On Behalf of | Dec 11, 2013 | Advice

Injunctions, sometimes referred to as “restraining orders,” are court orders prohibiting an individual from having contact with the alleged victim of violence. The individual seeking protection who files the petition for injunction is called the “Petitioner,” and the individual restrained by the court is called the “Respondent.” Four types of civil injunctions exist in Florida: (1) domestic violence, (2) sexual violence, (3) dating violence, and (4) repeat violence. These injunctions have different requirements based on the facts of an individual case.

A domestic violence injunction may be filed against a member of a Petitioner’s “family.” Florida broadly defines family to include those related by blood or marriage, those living together, and finally, unmarried parents with a shared child. A petition for a domestic violence injunction is often times filed by an alleged victim of domestic violence during the pendency of a criminal case. A petitioner is entitled to a domestic violence injunction against a family member if he or she has “reasonable cause to believe” that he or she is “in imminent danger of becoming the victim of any act of domestic violence.” (emphasis added).
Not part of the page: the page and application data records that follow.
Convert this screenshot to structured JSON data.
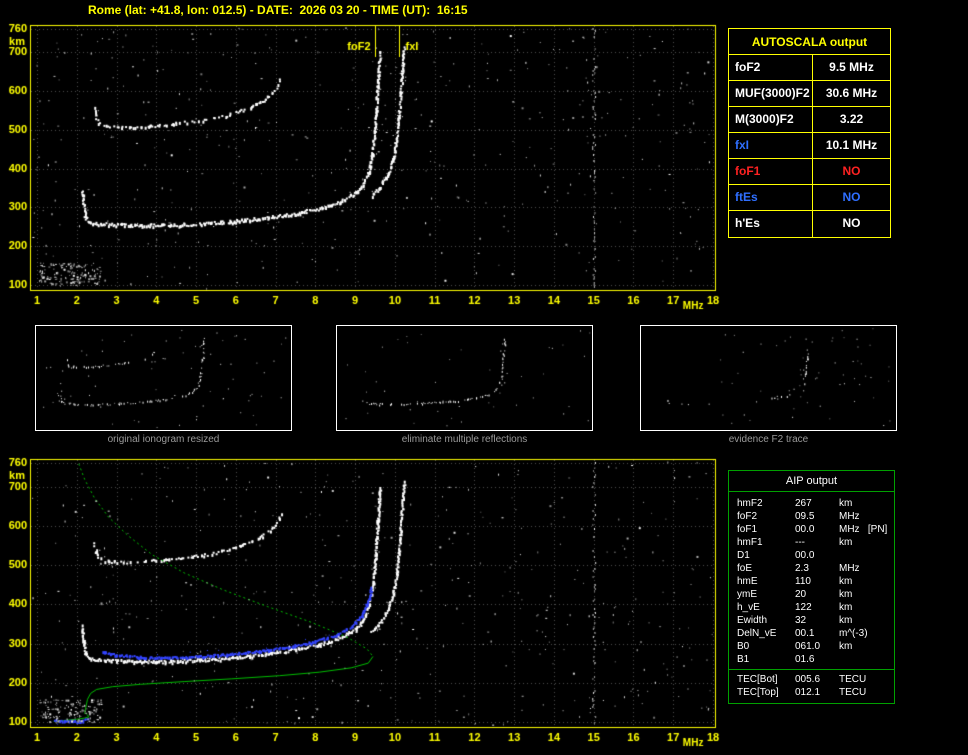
{
  "title": "Rome (lat: +41.8, lon: 012.5) - DATE:  2026 03 20 - TIME (UT):  16:15",
  "colors": {
    "background": "#000000",
    "axis": "#ffff00",
    "grid": "#4f4f4f",
    "trace_white": "#ffffff",
    "trace_blue": "#3344ff",
    "profile_green": "#00c000",
    "autoscala_border": "#ffff00",
    "aip_border": "#00a000",
    "caption_gray": "#9a9a9a",
    "text_red": "#ff2222",
    "text_blue": "#2f6fff",
    "text_white": "#ffffff"
  },
  "autoscala": {
    "header": "AUTOSCALA output",
    "rows": [
      {
        "label": "foF2",
        "value": "9.5 MHz",
        "label_color": "#ffffff",
        "value_color": "#ffffff"
      },
      {
        "label": "MUF(3000)F2",
        "value": "30.6 MHz",
        "label_color": "#ffffff",
        "value_color": "#ffffff"
      },
      {
        "label": "M(3000)F2",
        "value": "3.22",
        "label_color": "#ffffff",
        "value_color": "#ffffff"
      },
      {
        "label": "fxI",
        "value": "10.1 MHz",
        "label_color": "#2f6fff",
        "value_color": "#ffffff"
      },
      {
        "label": "foF1",
        "value": "NO",
        "label_color": "#ff2222",
        "value_color": "#ff2222"
      },
      {
        "label": "ftEs",
        "value": "NO",
        "label_color": "#2f6fff",
        "value_color": "#2f6fff"
      },
      {
        "label": "h'Es",
        "value": "NO",
        "label_color": "#ffffff",
        "value_color": "#ffffff"
      }
    ]
  },
  "thumbnails": {
    "captions": [
      "original ionogram resized",
      "eliminate multiple reflections",
      "evidence F2 trace"
    ],
    "xlim": [
      1,
      14
    ],
    "ylim": [
      100,
      760
    ],
    "panels": [
      {
        "seed": 101,
        "noise": 70,
        "series": [
          {
            "ref": 0,
            "density": 0.5
          },
          {
            "ref": 2,
            "density": 0.35
          }
        ]
      },
      {
        "seed": 102,
        "noise": 42,
        "series": [
          {
            "ref": 0,
            "density": 0.5
          }
        ]
      },
      {
        "seed": 103,
        "noise": 60,
        "noise_bias": "right",
        "series": [
          {
            "ref": 0,
            "density": 0.07
          },
          {
            "points": [
              [
                7.6,
                295
              ],
              [
                8.2,
                315
              ],
              [
                8.7,
                340
              ],
              [
                9.05,
                372
              ],
              [
                9.3,
                420
              ],
              [
                9.42,
                480
              ],
              [
                9.5,
                550
              ],
              [
                9.55,
                620
              ]
            ],
            "density": 0.35
          }
        ]
      }
    ]
  },
  "aip": {
    "header": "AIP output",
    "rows": [
      {
        "name": "hmF2",
        "value": "267",
        "unit": "km"
      },
      {
        "name": "foF2",
        "value": "09.5",
        "unit": "MHz"
      },
      {
        "name": "foF1",
        "value": "00.0",
        "unit": "MHz   [PN]"
      },
      {
        "name": "hmF1",
        "value": "---",
        "unit": "km"
      },
      {
        "name": "D1",
        "value": "00.0",
        "unit": ""
      },
      {
        "name": "foE",
        "value": "2.3",
        "unit": "MHz"
      },
      {
        "name": "hmE",
        "value": "110",
        "unit": "km"
      },
      {
        "name": "ymE",
        "value": "20",
        "unit": "km"
      },
      {
        "name": "h_vE",
        "value": "122",
        "unit": "km"
      },
      {
        "name": "Ewidth",
        "value": "32",
        "unit": "km"
      },
      {
        "name": "DelN_vE",
        "value": "00.1",
        "unit": "m^(-3)"
      },
      {
        "name": "B0",
        "value": "061.0",
        "unit": "km"
      },
      {
        "name": "B1",
        "value": "01.6",
        "unit": ""
      }
    ],
    "tec_rows": [
      {
        "name": "TEC[Bot]",
        "value": "005.6",
        "unit": "TECU"
      },
      {
        "name": "TEC[Top]",
        "value": "012.1",
        "unit": "TECU"
      }
    ]
  },
  "chart_data": [
    {
      "id": "autoscala_ionogram",
      "type": "scatter",
      "title": "",
      "xlabel": "MHz",
      "ylabel": "km",
      "xlim": [
        1,
        18
      ],
      "ylim": [
        100,
        760
      ],
      "xticks": [
        1,
        2,
        3,
        4,
        5,
        6,
        7,
        8,
        9,
        10,
        11,
        12,
        13,
        14,
        15,
        16,
        17,
        18
      ],
      "yticks": [
        100,
        200,
        300,
        400,
        500,
        600,
        700,
        760
      ],
      "grid": true,
      "frame_color": "#ffff00",
      "markers": [
        {
          "label": "foF2",
          "freq_mhz": 9.5,
          "label_side": "left"
        },
        {
          "label": "fxI",
          "freq_mhz": 10.1,
          "label_side": "right"
        }
      ],
      "series": [
        {
          "name": "F trace o-mode",
          "style": "speckle",
          "color": "#ffffff",
          "density": 0.9,
          "size": 2,
          "spread": 1.6,
          "points": [
            [
              2.13,
              345
            ],
            [
              2.16,
              310
            ],
            [
              2.2,
              278
            ],
            [
              2.3,
              264
            ],
            [
              2.6,
              259
            ],
            [
              3.0,
              257
            ],
            [
              3.6,
              255
            ],
            [
              4.4,
              256
            ],
            [
              5.2,
              260
            ],
            [
              6.0,
              266
            ],
            [
              6.8,
              275
            ],
            [
              7.5,
              286
            ],
            [
              8.1,
              299
            ],
            [
              8.6,
              315
            ],
            [
              9.0,
              338
            ],
            [
              9.2,
              362
            ],
            [
              9.33,
              395
            ],
            [
              9.42,
              440
            ],
            [
              9.48,
              495
            ],
            [
              9.52,
              555
            ],
            [
              9.56,
              615
            ],
            [
              9.59,
              668
            ],
            [
              9.61,
              702
            ]
          ]
        },
        {
          "name": "F trace x-mode",
          "style": "speckle",
          "color": "#ffffff",
          "density": 0.85,
          "size": 2,
          "spread": 1.3,
          "points": [
            [
              9.4,
              332
            ],
            [
              9.62,
              355
            ],
            [
              9.82,
              388
            ],
            [
              9.95,
              430
            ],
            [
              10.03,
              480
            ],
            [
              10.09,
              535
            ],
            [
              10.13,
              590
            ],
            [
              10.17,
              645
            ],
            [
              10.2,
              695
            ],
            [
              10.22,
              712
            ]
          ]
        },
        {
          "name": "F trace second hop",
          "style": "speckle",
          "color": "#ffffff",
          "density": 0.5,
          "size": 2,
          "spread": 1.4,
          "points": [
            [
              2.42,
              560
            ],
            [
              2.47,
              535
            ],
            [
              2.55,
              519
            ],
            [
              2.75,
              512
            ],
            [
              3.1,
              508
            ],
            [
              3.6,
              510
            ],
            [
              4.2,
              515
            ],
            [
              4.9,
              523
            ],
            [
              5.5,
              533
            ],
            [
              6.0,
              546
            ],
            [
              6.4,
              561
            ],
            [
              6.75,
              581
            ],
            [
              7.0,
              605
            ],
            [
              7.12,
              632
            ]
          ]
        }
      ],
      "noise": {
        "random_dots": 430,
        "vertical_line_mhz": 15,
        "vertical_density": 0.42,
        "bottom_left_patch": {
          "f": [
            1.05,
            2.6
          ],
          "km": [
            100,
            158
          ],
          "count": 150
        }
      }
    },
    {
      "id": "aip_ionogram",
      "type": "scatter",
      "title": "",
      "xlabel": "MHz",
      "ylabel": "km",
      "xlim": [
        1,
        18
      ],
      "ylim": [
        100,
        760
      ],
      "xticks": [
        1,
        2,
        3,
        4,
        5,
        6,
        7,
        8,
        9,
        10,
        11,
        12,
        13,
        14,
        15,
        16,
        17,
        18
      ],
      "yticks": [
        100,
        200,
        300,
        400,
        500,
        600,
        700,
        760
      ],
      "grid": true,
      "frame_color": "#ffff00",
      "markers": [],
      "series": [
        {
          "name": "F trace o-mode",
          "style": "speckle",
          "color": "#ffffff",
          "density": 0.9,
          "size": 2,
          "spread": 1.6,
          "points": [
            [
              2.13,
              345
            ],
            [
              2.16,
              310
            ],
            [
              2.2,
              278
            ],
            [
              2.3,
              264
            ],
            [
              2.6,
              259
            ],
            [
              3.0,
              257
            ],
            [
              3.6,
              255
            ],
            [
              4.4,
              256
            ],
            [
              5.2,
              260
            ],
            [
              6.0,
              266
            ],
            [
              6.8,
              275
            ],
            [
              7.5,
              286
            ],
            [
              8.1,
              299
            ],
            [
              8.6,
              315
            ],
            [
              9.0,
              338
            ],
            [
              9.2,
              362
            ],
            [
              9.33,
              395
            ],
            [
              9.42,
              440
            ],
            [
              9.48,
              495
            ],
            [
              9.52,
              555
            ],
            [
              9.56,
              615
            ],
            [
              9.59,
              668
            ],
            [
              9.61,
              702
            ]
          ]
        },
        {
          "name": "F trace x-mode",
          "style": "speckle",
          "color": "#ffffff",
          "density": 0.85,
          "size": 2,
          "spread": 1.3,
          "points": [
            [
              9.4,
              332
            ],
            [
              9.62,
              355
            ],
            [
              9.82,
              388
            ],
            [
              9.95,
              430
            ],
            [
              10.03,
              480
            ],
            [
              10.09,
              535
            ],
            [
              10.13,
              590
            ],
            [
              10.17,
              645
            ],
            [
              10.2,
              695
            ],
            [
              10.22,
              712
            ]
          ]
        },
        {
          "name": "F trace second hop",
          "style": "speckle",
          "color": "#ffffff",
          "density": 0.45,
          "size": 2,
          "spread": 1.4,
          "points": [
            [
              2.42,
              560
            ],
            [
              2.47,
              535
            ],
            [
              2.55,
              519
            ],
            [
              2.75,
              512
            ],
            [
              3.1,
              508
            ],
            [
              3.6,
              510
            ],
            [
              4.2,
              515
            ],
            [
              4.9,
              523
            ],
            [
              5.5,
              533
            ],
            [
              6.0,
              546
            ],
            [
              6.4,
              561
            ],
            [
              6.75,
              581
            ],
            [
              7.0,
              605
            ],
            [
              7.12,
              632
            ]
          ]
        },
        {
          "name": "N(h) profile topside",
          "style": "line_dashed",
          "color": "#00c000",
          "points": [
            [
              2.05,
              758
            ],
            [
              2.2,
              718
            ],
            [
              2.45,
              670
            ],
            [
              2.8,
              622
            ],
            [
              3.3,
              574
            ],
            [
              3.9,
              526
            ],
            [
              4.7,
              480
            ],
            [
              5.7,
              436
            ],
            [
              6.8,
              394
            ],
            [
              7.9,
              354
            ],
            [
              8.8,
              316
            ],
            [
              9.3,
              286
            ],
            [
              9.45,
              267
            ]
          ]
        },
        {
          "name": "N(h) profile bottomside",
          "style": "line",
          "color": "#00c000",
          "points": [
            [
              9.45,
              267
            ],
            [
              9.33,
              250
            ],
            [
              8.9,
              238
            ],
            [
              8.1,
              227
            ],
            [
              7.1,
              218
            ],
            [
              5.9,
              210
            ],
            [
              4.7,
              203
            ],
            [
              3.6,
              196
            ],
            [
              2.9,
              190
            ],
            [
              2.5,
              183
            ],
            [
              2.35,
              173
            ],
            [
              2.27,
              158
            ],
            [
              2.24,
              143
            ],
            [
              2.21,
              128
            ],
            [
              2.2,
              121
            ]
          ]
        },
        {
          "name": "N(h) profile E region",
          "style": "line",
          "color": "#00c000",
          "points": [
            [
              1.42,
              101
            ],
            [
              1.7,
              104
            ],
            [
              2.0,
              107
            ],
            [
              2.2,
              110
            ],
            [
              2.3,
              113
            ],
            [
              2.27,
              118
            ],
            [
              2.23,
              122
            ]
          ]
        },
        {
          "name": "restored F2 trace",
          "style": "speckle",
          "color": "#3344ff",
          "density": 0.95,
          "size": 2,
          "spread": 1.0,
          "points": [
            [
              2.6,
              281
            ],
            [
              3.0,
              272
            ],
            [
              3.6,
              267
            ],
            [
              4.2,
              265
            ],
            [
              5.0,
              268
            ],
            [
              5.8,
              274
            ],
            [
              6.6,
              282
            ],
            [
              7.3,
              293
            ],
            [
              7.9,
              305
            ],
            [
              8.5,
              322
            ],
            [
              8.9,
              345
            ],
            [
              9.15,
              372
            ],
            [
              9.3,
              405
            ],
            [
              9.4,
              445
            ]
          ]
        },
        {
          "name": "restored E trace",
          "style": "speckle",
          "color": "#3344ff",
          "density": 0.9,
          "size": 2,
          "spread": 0.8,
          "points": [
            [
              1.45,
              107
            ],
            [
              1.75,
              104
            ],
            [
              2.05,
              104
            ],
            [
              2.25,
              108
            ]
          ]
        }
      ],
      "noise": {
        "random_dots": 430,
        "vertical_line_mhz": 15,
        "vertical_density": 0.42,
        "bottom_left_patch": {
          "f": [
            1.05,
            2.6
          ],
          "km": [
            100,
            158
          ],
          "count": 140
        }
      }
    }
  ]
}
An injunction against sexual violence can be brought against anyone, even if they are not a member of a petitioner’s family. If a respondent commits sexual battery, lewd or lascivious molestation or other sex acts, the violence has been reported to law enforcement, or the sexual aggressor has been imprisoned and is to be released in 90 days, one may petition the court for an injunction for protection against sexual violence.

Another type of petition in one for protection against dating violence. If a couple has been dating for over six months, has an expectation of continued affection or sexual involvement, has frequent interaction during the relationship, and a member of the relationship has been violent, the victim may file for a petition for a dating violence injunction.
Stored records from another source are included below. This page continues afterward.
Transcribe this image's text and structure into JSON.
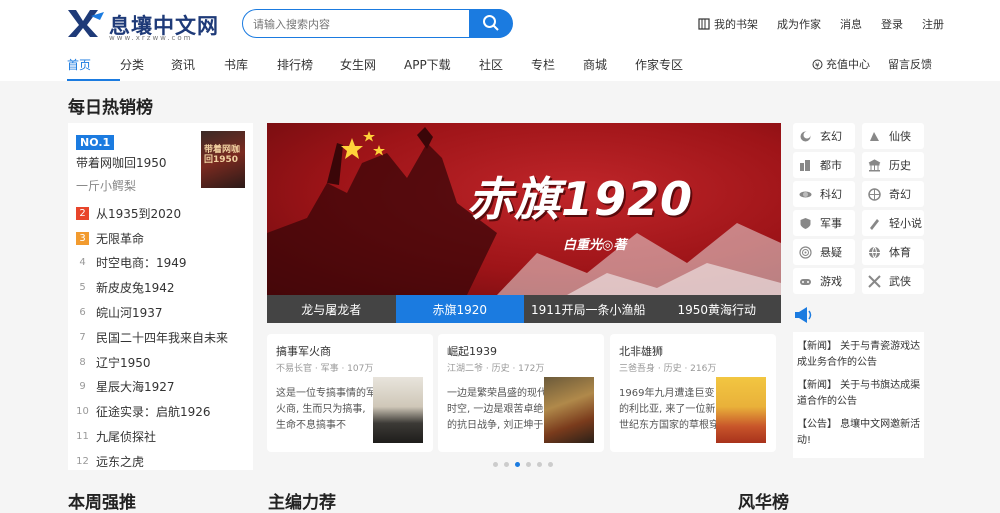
{
  "logo": {
    "name": "息壤中文网",
    "sub": "www.xrzww.com"
  },
  "search": {
    "placeholder": "请输入搜索内容"
  },
  "toplinks": [
    {
      "label": "我的书架",
      "icon": "bookshelf-icon"
    },
    {
      "label": "成为作家"
    },
    {
      "label": "消息"
    },
    {
      "label": "登录"
    },
    {
      "label": "注册"
    }
  ],
  "nav": [
    "首页",
    "分类",
    "资讯",
    "书库",
    "排行榜",
    "女生网",
    "APP下载",
    "社区",
    "专栏",
    "商城",
    "作家专区"
  ],
  "nav_right": [
    {
      "label": "充值中心",
      "icon": "coin-icon"
    },
    {
      "label": "留言反馈"
    }
  ],
  "hot": {
    "title": "每日热销榜",
    "top1": {
      "badge": "NO.1",
      "title": "带着网咖回1950",
      "author": "一斤小鳄梨",
      "cover_text": "带着网咖回1950"
    },
    "items": [
      {
        "num": "2",
        "title": "从1935到2020"
      },
      {
        "num": "3",
        "title": "无限革命"
      },
      {
        "num": "4",
        "title": "时空电商：1949"
      },
      {
        "num": "5",
        "title": "新皮皮兔1942"
      },
      {
        "num": "6",
        "title": "皖山河1937"
      },
      {
        "num": "7",
        "title": "民国二十四年我来自未来"
      },
      {
        "num": "8",
        "title": "辽宁1950"
      },
      {
        "num": "9",
        "title": "星辰大海1927"
      },
      {
        "num": "10",
        "title": "征途实录：启航1926"
      },
      {
        "num": "11",
        "title": "九尾侦探社"
      },
      {
        "num": "12",
        "title": "远东之虎"
      }
    ]
  },
  "banner": {
    "title": "赤旗1920",
    "author": "白重光◎著",
    "tabs": [
      "龙与屠龙者",
      "赤旗1920",
      "1911开局一条小渔船",
      "1950黄海行动"
    ],
    "active_tab": 1
  },
  "cards": [
    {
      "title": "搞事军火商",
      "meta": "不易长官 · 军事 · 107万",
      "desc": "这是一位专搞事情的军火商, 生而只为搞事, 生命不息搞事不"
    },
    {
      "title": "崛起1939",
      "meta": "江湖二爷 · 历史 · 172万",
      "desc": "一边是繁荣昌盛的现代时空, 一边是艰苦卓绝的抗日战争, 刘正坤于"
    },
    {
      "title": "北非雄狮",
      "meta": "三爸吾身 · 历史 · 216万",
      "desc": "1969年九月遭逢巨变的利比亚, 来了一位新世纪东方国家的草根穿越"
    }
  ],
  "carousel": {
    "count": 6,
    "active": 2
  },
  "genres": [
    {
      "label": "玄幻",
      "icon": "fantasy-icon"
    },
    {
      "label": "仙侠",
      "icon": "xianxia-icon"
    },
    {
      "label": "都市",
      "icon": "city-icon"
    },
    {
      "label": "历史",
      "icon": "history-icon"
    },
    {
      "label": "科幻",
      "icon": "scifi-icon"
    },
    {
      "label": "奇幻",
      "icon": "magic-icon"
    },
    {
      "label": "军事",
      "icon": "military-icon"
    },
    {
      "label": "轻小说",
      "icon": "light-novel-icon"
    },
    {
      "label": "悬疑",
      "icon": "mystery-icon"
    },
    {
      "label": "体育",
      "icon": "sports-icon"
    },
    {
      "label": "游戏",
      "icon": "game-icon"
    },
    {
      "label": "武侠",
      "icon": "wuxia-icon"
    }
  ],
  "notices": [
    "【新闻】 关于与青瓷游戏达成业务合作的公告",
    "【新闻】 关于与书旗达成渠道合作的公告",
    "【公告】 息壤中文网邀新活动!"
  ],
  "bottom_titles": [
    "本周强推",
    "主编力荐",
    "风华榜"
  ],
  "colors": {
    "accent": "#1b7be0",
    "rank2": "#e8452b",
    "rank3": "#f29b2f",
    "banner_red": "#b01c20"
  }
}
Finally, a petition for repeat violence is available against anyone if there have been two incidents of physical violence, threats, or stalking, and one event occurred within the last six months.

If a petitioner has been the victim of one of the above types of abuse, he or she may fill out a petition for injunction and file it with the Court. If the petition meets the basic requirements discussed above, the Court will enter a temporary injunction against respondent. The respondent will be given a copy of the injunction (“served”) by law enforcement.

After issuing the temporary injunction, the Court will set a hearing as soon as possible to determine whether the petition is valid and whether to issue a permanent injunction against the respondent. At the hearing, the judge considers testimony from both parties, views evidence presented, and the parties are given an opportunity to cross-examine witnesses.

It is extremely important to hire a lawyer for the injunction hearing regardless of whether you are a petitioner or respondent. A permanent injunction carries with it serious collateral consequences, including possible loss of the right to keep firearms, exclusive use of a home for a petitioner in a domestic violence injunction, and the award of temporary child support if children are involved. A skilled lawyer can either prosecute or defend your case by presenting favorable evidence to the Court and skillfully cross-examining all relevant witnesses.

The injunction process can be stressful and an injunction carries with it serious consequences. Thus, it is important to hire experienced attorneys to guide you through the process and ensure that you are either protected from violence if you are a petitioner, or able to successfully fight the charges if you are a respondent. Our lawyers have extensive experience in injunction court and are ready to assist you whether you are seeking an injunction or have been served as a respondent.